[WHAT THE TASK ASKS] Return each line of the listing exactly as written.

[INFORMATION SHOWN]

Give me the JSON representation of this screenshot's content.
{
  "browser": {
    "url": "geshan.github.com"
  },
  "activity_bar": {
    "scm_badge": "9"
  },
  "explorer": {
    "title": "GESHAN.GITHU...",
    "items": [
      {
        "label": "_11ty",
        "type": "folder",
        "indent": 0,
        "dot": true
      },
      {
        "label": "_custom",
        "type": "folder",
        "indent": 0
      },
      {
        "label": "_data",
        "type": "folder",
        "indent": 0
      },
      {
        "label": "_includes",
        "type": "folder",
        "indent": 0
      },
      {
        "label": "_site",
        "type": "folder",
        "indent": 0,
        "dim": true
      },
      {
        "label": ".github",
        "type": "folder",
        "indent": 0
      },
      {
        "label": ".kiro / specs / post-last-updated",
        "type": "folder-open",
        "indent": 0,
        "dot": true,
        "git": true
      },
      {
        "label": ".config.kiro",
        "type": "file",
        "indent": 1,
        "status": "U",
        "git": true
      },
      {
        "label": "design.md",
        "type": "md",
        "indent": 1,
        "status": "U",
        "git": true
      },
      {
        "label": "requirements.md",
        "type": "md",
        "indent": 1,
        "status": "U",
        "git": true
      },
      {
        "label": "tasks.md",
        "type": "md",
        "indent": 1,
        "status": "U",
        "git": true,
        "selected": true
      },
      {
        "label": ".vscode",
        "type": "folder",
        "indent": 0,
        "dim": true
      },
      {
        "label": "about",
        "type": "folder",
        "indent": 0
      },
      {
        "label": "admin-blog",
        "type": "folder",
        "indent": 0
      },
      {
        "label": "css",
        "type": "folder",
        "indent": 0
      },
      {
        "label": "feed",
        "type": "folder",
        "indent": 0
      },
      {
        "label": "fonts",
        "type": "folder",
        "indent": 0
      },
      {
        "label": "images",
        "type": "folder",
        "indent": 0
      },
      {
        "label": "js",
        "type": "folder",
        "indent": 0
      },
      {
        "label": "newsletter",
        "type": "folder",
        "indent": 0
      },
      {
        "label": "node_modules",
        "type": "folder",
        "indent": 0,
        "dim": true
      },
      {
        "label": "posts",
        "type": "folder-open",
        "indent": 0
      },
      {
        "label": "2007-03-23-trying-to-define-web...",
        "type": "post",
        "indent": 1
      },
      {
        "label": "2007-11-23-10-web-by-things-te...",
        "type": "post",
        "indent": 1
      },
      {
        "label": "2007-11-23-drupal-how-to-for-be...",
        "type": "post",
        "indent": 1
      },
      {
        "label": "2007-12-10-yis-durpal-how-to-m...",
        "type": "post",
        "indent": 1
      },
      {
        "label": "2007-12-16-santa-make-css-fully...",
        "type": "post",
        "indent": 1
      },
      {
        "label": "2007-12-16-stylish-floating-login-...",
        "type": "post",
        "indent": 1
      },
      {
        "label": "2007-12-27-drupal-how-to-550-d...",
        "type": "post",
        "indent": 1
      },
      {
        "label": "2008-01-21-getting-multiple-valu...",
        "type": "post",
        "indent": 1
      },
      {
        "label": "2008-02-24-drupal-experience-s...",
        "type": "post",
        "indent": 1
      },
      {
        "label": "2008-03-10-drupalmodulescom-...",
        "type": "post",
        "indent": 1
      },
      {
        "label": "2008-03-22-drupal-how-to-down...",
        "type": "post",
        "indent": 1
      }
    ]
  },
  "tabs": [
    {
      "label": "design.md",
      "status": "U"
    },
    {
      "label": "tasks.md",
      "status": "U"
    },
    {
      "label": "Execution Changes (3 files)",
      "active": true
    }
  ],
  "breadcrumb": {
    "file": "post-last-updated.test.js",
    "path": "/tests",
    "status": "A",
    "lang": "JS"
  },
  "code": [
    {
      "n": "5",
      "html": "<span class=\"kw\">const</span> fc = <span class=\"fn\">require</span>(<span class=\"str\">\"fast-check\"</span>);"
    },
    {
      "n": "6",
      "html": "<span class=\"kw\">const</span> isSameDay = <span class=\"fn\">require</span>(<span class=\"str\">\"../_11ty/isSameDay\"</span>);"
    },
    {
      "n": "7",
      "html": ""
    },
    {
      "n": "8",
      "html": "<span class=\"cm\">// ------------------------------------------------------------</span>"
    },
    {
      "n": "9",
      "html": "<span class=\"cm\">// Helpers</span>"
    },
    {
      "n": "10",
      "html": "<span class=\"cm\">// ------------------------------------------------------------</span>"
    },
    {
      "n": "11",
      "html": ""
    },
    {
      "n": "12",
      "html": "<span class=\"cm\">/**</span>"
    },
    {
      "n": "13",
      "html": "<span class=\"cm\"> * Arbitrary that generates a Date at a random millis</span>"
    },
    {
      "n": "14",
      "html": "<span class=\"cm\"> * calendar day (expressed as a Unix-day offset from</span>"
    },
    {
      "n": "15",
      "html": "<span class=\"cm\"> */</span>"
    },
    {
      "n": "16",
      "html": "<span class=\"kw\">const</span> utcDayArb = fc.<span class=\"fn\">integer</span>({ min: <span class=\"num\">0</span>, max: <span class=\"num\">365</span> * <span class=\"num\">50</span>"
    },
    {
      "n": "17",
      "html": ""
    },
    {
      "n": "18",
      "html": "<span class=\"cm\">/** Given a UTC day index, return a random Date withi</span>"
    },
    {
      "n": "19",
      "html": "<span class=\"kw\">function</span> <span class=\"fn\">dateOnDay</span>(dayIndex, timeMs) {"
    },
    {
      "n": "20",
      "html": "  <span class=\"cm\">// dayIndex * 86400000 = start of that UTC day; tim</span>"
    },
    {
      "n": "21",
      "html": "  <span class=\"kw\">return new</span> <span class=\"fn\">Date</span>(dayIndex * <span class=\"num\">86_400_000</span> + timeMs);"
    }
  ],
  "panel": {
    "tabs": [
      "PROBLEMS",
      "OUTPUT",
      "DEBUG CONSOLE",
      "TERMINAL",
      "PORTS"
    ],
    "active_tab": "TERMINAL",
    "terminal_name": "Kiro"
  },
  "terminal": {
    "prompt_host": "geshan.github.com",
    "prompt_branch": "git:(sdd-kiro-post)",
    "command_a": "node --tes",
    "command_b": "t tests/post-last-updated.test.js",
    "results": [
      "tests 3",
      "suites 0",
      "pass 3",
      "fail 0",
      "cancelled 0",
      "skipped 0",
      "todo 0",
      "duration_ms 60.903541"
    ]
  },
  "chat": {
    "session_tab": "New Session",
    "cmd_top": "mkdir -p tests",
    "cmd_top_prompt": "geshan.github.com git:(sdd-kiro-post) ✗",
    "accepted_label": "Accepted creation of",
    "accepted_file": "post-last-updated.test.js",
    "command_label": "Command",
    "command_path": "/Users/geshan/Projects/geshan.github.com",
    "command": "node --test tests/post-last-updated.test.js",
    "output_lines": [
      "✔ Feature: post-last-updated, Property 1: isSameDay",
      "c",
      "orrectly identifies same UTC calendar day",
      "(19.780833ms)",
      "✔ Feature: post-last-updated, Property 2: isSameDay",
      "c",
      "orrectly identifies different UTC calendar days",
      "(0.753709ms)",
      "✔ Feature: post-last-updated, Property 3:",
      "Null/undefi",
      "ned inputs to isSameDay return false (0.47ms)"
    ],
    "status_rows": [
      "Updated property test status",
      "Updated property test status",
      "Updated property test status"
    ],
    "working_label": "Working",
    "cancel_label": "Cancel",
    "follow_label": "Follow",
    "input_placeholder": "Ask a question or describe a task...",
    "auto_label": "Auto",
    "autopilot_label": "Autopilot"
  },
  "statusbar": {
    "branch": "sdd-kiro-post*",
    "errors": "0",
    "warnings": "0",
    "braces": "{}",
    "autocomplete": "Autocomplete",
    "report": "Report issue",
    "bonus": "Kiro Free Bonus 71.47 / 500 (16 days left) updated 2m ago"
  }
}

[PROBLEM SOLUTION]
Give me the JSON representation of this screenshot's content.
{
  "browser": {
    "url": "geshan.github.com"
  },
  "activity_bar": {
    "scm_badge": "9"
  },
  "explorer": {
    "title": "GESHAN.GITHU...",
    "items": [
      {
        "label": "_11ty",
        "type": "folder",
        "indent": 0,
        "dot": true
      },
      {
        "label": "_custom",
        "type": "folder",
        "indent": 0
      },
      {
        "label": "_data",
        "type": "folder",
        "indent": 0
      },
      {
        "label": "_includes",
        "type": "folder",
        "indent": 0
      },
      {
        "label": "_site",
        "type": "folder",
        "indent": 0,
        "dim": true
      },
      {
        "label": ".github",
        "type": "folder",
        "indent": 0
      },
      {
        "label": ".kiro / specs / post-last-updated",
        "type": "folder-open",
        "indent": 0,
        "dot": true,
        "git": true
      },
      {
        "label": ".config.kiro",
        "type": "file",
        "indent": 1,
        "status": "U",
        "git": true
      },
      {
        "label": "design.md",
        "type": "md",
        "indent": 1,
        "status": "U",
        "git": true
      },
      {
        "label": "requirements.md",
        "type": "md",
        "indent": 1,
        "status": "U",
        "git": true
      },
      {
        "label": "tasks.md",
        "type": "md",
        "indent": 1,
        "status": "U",
        "git": true,
        "selected": true
      },
      {
        "label": ".vscode",
        "type": "folder",
        "indent": 0,
        "dim": true
      },
      {
        "label": "about",
        "type": "folder",
        "indent": 0
      },
      {
        "label": "admin-blog",
        "type": "folder",
        "indent": 0
      },
      {
        "label": "css",
        "type": "folder",
        "indent": 0
      },
      {
        "label": "feed",
        "type": "folder",
        "indent": 0
      },
      {
        "label": "fonts",
        "type": "folder",
        "indent": 0
      },
      {
        "label": "images",
        "type": "folder",
        "indent": 0
      },
      {
        "label": "js",
        "type": "folder",
        "indent": 0
      },
      {
        "label": "newsletter",
        "type": "folder",
        "indent": 0
      },
      {
        "label": "node_modules",
        "type": "folder",
        "indent": 0,
        "dim": true
      },
      {
        "label": "posts",
        "type": "folder-open",
        "indent": 0
      },
      {
        "label": "2007-03-23-trying-to-define-web...",
        "type": "post",
        "indent": 1
      },
      {
        "label": "2007-11-23-10-web-by-things-te...",
        "type": "post",
        "indent": 1
      },
      {
        "label": "2007-11-23-drupal-how-to-for-be...",
        "type": "post",
        "indent": 1
      },
      {
        "label": "2007-12-10-yis-durpal-how-to-m...",
        "type": "post",
        "indent": 1
      },
      {
        "label": "2007-12-16-santa-make-css-fully...",
        "type": "post",
        "indent": 1
      },
      {
        "label": "2007-12-16-stylish-floating-login-...",
        "type": "post",
        "indent": 1
      },
      {
        "label": "2007-12-27-drupal-how-to-550-d...",
        "type": "post",
        "indent": 1
      },
      {
        "label": "2008-01-21-getting-multiple-valu...",
        "type": "post",
        "indent": 1
      },
      {
        "label": "2008-02-24-drupal-experience-s...",
        "type": "post",
        "indent": 1
      },
      {
        "label": "2008-03-10-drupalmodulescom-...",
        "type": "post",
        "indent": 1
      },
      {
        "label": "2008-03-22-drupal-how-to-down...",
        "type": "post",
        "indent": 1
      }
    ]
  },
  "tabs": [
    {
      "label": "design.md",
      "status": "U"
    },
    {
      "label": "tasks.md",
      "status": "U"
    },
    {
      "label": "Execution Changes (3 files)",
      "active": true
    }
  ],
  "breadcrumb": {
    "file": "post-last-updated.test.js",
    "path": "/tests",
    "status": "A",
    "lang": "JS"
  },
  "code": [
    {
      "n": "5",
      "html": "<span class=\"kw\">const</span> fc = <span class=\"fn\">require</span>(<span class=\"str\">\"fast-check\"</span>);"
    },
    {
      "n": "6",
      "html": "<span class=\"kw\">const</span> isSameDay = <span class=\"fn\">require</span>(<span class=\"str\">\"../_11ty/isSameDay\"</span>);"
    },
    {
      "n": "7",
      "html": ""
    },
    {
      "n": "8",
      "html": "<span class=\"cm\">// ------------------------------------------------------------</span>"
    },
    {
      "n": "9",
      "html": "<span class=\"cm\">// Helpers</span>"
    },
    {
      "n": "10",
      "html": "<span class=\"cm\">// ------------------------------------------------------------</span>"
    },
    {
      "n": "11",
      "html": ""
    },
    {
      "n": "12",
      "html": "<span class=\"cm\">/**</span>"
    },
    {
      "n": "13",
      "html": "<span class=\"cm\"> * Arbitrary that generates a Date at a random millis</span>"
    },
    {
      "n": "14",
      "html": "<span class=\"cm\"> * calendar day (expressed as a Unix-day offset from</span>"
    },
    {
      "n": "15",
      "html": "<span class=\"cm\"> */</span>"
    },
    {
      "n": "16",
      "html": "<span class=\"kw\">const</span> utcDayArb = fc.<span class=\"fn\">integer</span>({ min: <span class=\"num\">0</span>, max: <span class=\"num\">365</span> * <span class=\"num\">50</span>"
    },
    {
      "n": "17",
      "html": ""
    },
    {
      "n": "18",
      "html": "<span class=\"cm\">/** Given a UTC day index, return a random Date withi</span>"
    },
    {
      "n": "19",
      "html": "<span class=\"kw\">function</span> <span class=\"fn\">dateOnDay</span>(dayIndex, timeMs) {"
    },
    {
      "n": "20",
      "html": "  <span class=\"cm\">// dayIndex * 86400000 = start of that UTC day; tim</span>"
    },
    {
      "n": "21",
      "html": "  <span class=\"kw\">return new</span> <span class=\"fn\">Date</span>(dayIndex * <span class=\"num\">86_400_000</span> + timeMs);"
    }
  ],
  "panel": {
    "tabs": [
      "PROBLEMS",
      "OUTPUT",
      "DEBUG CONSOLE",
      "TERMINAL",
      "PORTS"
    ],
    "active_tab": "TERMINAL",
    "terminal_name": "Kiro"
  },
  "terminal": {
    "prompt_host": "geshan.github.com",
    "prompt_branch": "git:(sdd-kiro-post)",
    "command_a": "node --tes",
    "command_b": "t tests/post-last-updated.test.js",
    "results": [
      "tests 3",
      "suites 0",
      "pass 3",
      "fail 0",
      "cancelled 0",
      "skipped 0",
      "todo 0",
      "duration_ms 60.903541"
    ]
  },
  "chat": {
    "session_tab": "New Session",
    "cmd_top": "mkdir -p tests",
    "cmd_top_prompt": "geshan.github.com git:(sdd-kiro-post) ✗",
    "accepted_label": "Accepted creation of",
    "accepted_file": "post-last-updated.test.js",
    "command_label": "Command",
    "command_path": "/Users/geshan/Projects/geshan.github.com",
    "command": "node --test tests/post-last-updated.test.js",
    "output_lines": [
      "✔ Feature: post-last-updated, Property 1: isSameDay",
      "c",
      "orrectly identifies same UTC calendar day",
      "(19.780833ms)",
      "✔ Feature: post-last-updated, Property 2: isSameDay",
      "c",
      "orrectly identifies different UTC calendar days",
      "(0.753709ms)",
      "✔ Feature: post-last-updated, Property 3:",
      "Null/undefi",
      "ned inputs to isSameDay return false (0.47ms)"
    ],
    "status_rows": [
      "Updated property test status",
      "Updated property test status",
      "Updated property test status"
    ],
    "working_label": "Working",
    "cancel_label": "Cancel",
    "follow_label": "Follow",
    "input_placeholder": "Ask a question or describe a task...",
    "auto_label": "Auto",
    "autopilot_label": "Autopilot"
  },
  "statusbar": {
    "branch": "sdd-kiro-post*",
    "errors": "0",
    "warnings": "0",
    "braces": "{}",
    "autocomplete": "Autocomplete",
    "report": "Report issue",
    "bonus": "Kiro Free Bonus 71.47 / 500 (16 days left) updated 2m ago"
  }
}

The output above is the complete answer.